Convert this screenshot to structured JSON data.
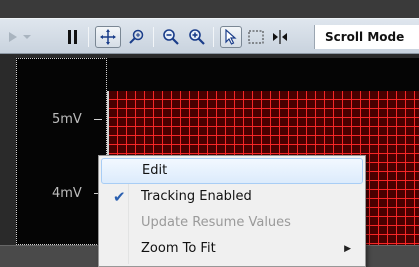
{
  "toolbar": {
    "mode_label": "Scroll Mode",
    "tools": [
      {
        "icon": "play-icon"
      },
      {
        "icon": "dropdown-arrow-icon"
      },
      {
        "icon": "pause-icon"
      },
      {
        "icon": "pan-icon",
        "active": true
      },
      {
        "icon": "zoom-fit-icon"
      },
      {
        "icon": "zoom-out-icon"
      },
      {
        "icon": "zoom-in-icon"
      },
      {
        "icon": "pointer-select-icon",
        "active": true
      },
      {
        "icon": "marquee-select-icon"
      },
      {
        "icon": "cursor-split-icon"
      }
    ]
  },
  "plot": {
    "y_labels": [
      "5mV",
      "4mV"
    ],
    "grid_color": "#ff2828",
    "background_color": "#050505"
  },
  "context_menu": {
    "items": [
      {
        "label": "Edit",
        "highlighted": true,
        "checked": false,
        "enabled": true,
        "submenu": false
      },
      {
        "label": "Tracking Enabled",
        "highlighted": false,
        "checked": true,
        "enabled": true,
        "submenu": false
      },
      {
        "label": "Update Resume Values",
        "highlighted": false,
        "checked": false,
        "enabled": false,
        "submenu": false
      },
      {
        "label": "Zoom To Fit",
        "highlighted": false,
        "checked": false,
        "enabled": true,
        "submenu": true
      }
    ]
  }
}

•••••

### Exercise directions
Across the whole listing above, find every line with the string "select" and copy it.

### Solution for this exercise
        "icon": "pointer-select-icon",
        "icon": "marquee-select-icon"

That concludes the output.